3 essential skills for IT professionals
Whether you are preparing for a career in information technology (IT) or you are a seasoned professional, it’s important to know what skill needs are emerging in the marketplace. As I review the technology and business landscape, I’ve made some observations about what I believe will be increasingly valuable proficiencies to bring to the table.
Demand for certain skills or an increased focus in specific areas is being motivated by drivers such as the commoditization of IT, which is moving many countries to more right-brained jobs economies; by the data deluge, which is presenting considerable opportunity to understand business in completely new ways; and by rigorous competition in the marketplace, which is forcing greater velocity in the generation of new service and product ideas.
Many roles within IT will continue to be valuable but may be more sensitive in the long run to the business landscape shifts we are experiencing. Rather than a decreasing need overall, I predict we’ll continue to see a greater role for IT in the future as well as IT skills being an important part of almost every information worker’s inventory of capabilities.
It’s also fair to point out that we’ll see new skills emerge that we can’t even imagine right now. For example, in the mid-1990s it would have been near impossible to predict skills in search engine optimization (SEO) or the whole range of IT careers that have spawned from social media.
The following three skill areas will find high demand in the marketplace either as standalone careers or in combination with other skills.
In the context of IT, coordination is a skill set that provides guidance and oversight for the smooth interaction of multiple activities and their positive outcomes. It certainly includes project management, but it’s not limited to it. People who can bridge relationships between disparate participants, such as developers in an offshore location and testers at a local facility; accommodating cultural differences, advocating for collective success, and expediting answers to questions and concerns, offer significant value.
The IT coordination skills can equally live in the business, the IT organization, or in a third-party provider. In a world where achieving results can often require the participation of a multitude a loosely related resources, effective coordination skills are paramount.

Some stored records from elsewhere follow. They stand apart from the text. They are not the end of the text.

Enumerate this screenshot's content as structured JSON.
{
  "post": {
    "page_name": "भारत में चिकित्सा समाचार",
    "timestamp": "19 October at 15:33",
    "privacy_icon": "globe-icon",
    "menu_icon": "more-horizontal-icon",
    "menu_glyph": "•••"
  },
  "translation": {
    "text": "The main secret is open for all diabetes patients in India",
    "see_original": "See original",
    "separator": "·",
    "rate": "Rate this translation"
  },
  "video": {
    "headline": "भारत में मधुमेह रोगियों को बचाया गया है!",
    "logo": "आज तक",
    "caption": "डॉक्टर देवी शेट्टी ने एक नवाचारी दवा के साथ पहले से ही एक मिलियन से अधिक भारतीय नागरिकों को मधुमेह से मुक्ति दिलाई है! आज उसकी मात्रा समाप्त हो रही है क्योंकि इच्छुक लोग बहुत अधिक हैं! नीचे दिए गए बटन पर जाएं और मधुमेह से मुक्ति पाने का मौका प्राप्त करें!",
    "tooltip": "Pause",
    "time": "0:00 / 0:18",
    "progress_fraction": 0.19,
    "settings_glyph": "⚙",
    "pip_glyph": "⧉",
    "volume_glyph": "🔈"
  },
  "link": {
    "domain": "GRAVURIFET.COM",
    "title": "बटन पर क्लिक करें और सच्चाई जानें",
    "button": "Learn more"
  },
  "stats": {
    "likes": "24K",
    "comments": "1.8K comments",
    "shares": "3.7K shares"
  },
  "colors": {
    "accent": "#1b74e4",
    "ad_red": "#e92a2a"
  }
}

Acquiring great coordination proficiency certainly comes with experience, but preparation should include focusing on negotiation skills and communications in general; problem solving techniques; understanding the fundamentals of project management; and acquiring time management and prioritization methods.
Our digital world is creating mountains of new data. In fact, we are experiencing exponential growth in its volume. As an example, every two days now, we create as much information as we did from the dawn of civilization up until 2003. It’s both a challenge and an opportunity. The challenge is clearly making sense of it. The opportunity is using findings in the data for competitive advantage.
It’s becoming clear that large volumes of data can reveal new insights that were previously unknown. As examples, analysis performed on unstructured data scattered across the web can reveal sentiment on people and products. Examining the patterns within social network connections can tell us a lot about where authority resides.
It’s within this new context that we see demand for people with skills to identify and extract valuable data; perform extensive analysis on it; discover patterns and hidden secrets contained within; and make sense of it for decision-making purposes.
To acquire these skills includes training in critical thinking, analysis tools, presenting quality communications through writing and visualization, and statistics.
We’ve seen large parts of IT turn into commoditized products and services. As an example, email is not a competitive advantage and it’s largely dominated by one vendor. Whether you keep that capability and its attendant skills in-house is largely a cost and risk decision. Many organizations are reviewing their internal IT capabilities and concluding, that unless they are creating new value and a distinctive advantage, they simply remain a necessary cost center.
IT leaders are being tasked to reduce the cost center component to a minimum while ramping up the competitive elements of technology. The c-suite is requiring the IT organization to commit the biggest percentage of their available capacity to partnership activities with the business in creating new opportunities. It’s this driver that is increasing the demand for innovation skills.
Innovation is the most abstract of the three skill areas in this blog as it is often the hardest to quantify. But it does include a wide range of skills that contribute to the conversion of ideas into net new business value. These include research, applied research, product evaluation and recommendations, problem solving, championing a new idea, and building a business case for investment that includes cost-benefit analysis.
As you consider your IT career, you might conclude that none of these skills are central to your interest. That’s okay, too. My view is that, should you choose another IT path, it’s still worth considering whether any of these three areas can complement your core interest. Whether you want to be or continue to be a programmer, business analyst, system administrator, or quality assurance analyst, adding one or more of the skills above can only add to your advantage.
We’re guaranteed that the needs of the IT jobs marketplace will continue to change, but if each of us is ready to acquire new skills, a career in IT will remain one of the most lucrative and exciting of the professions.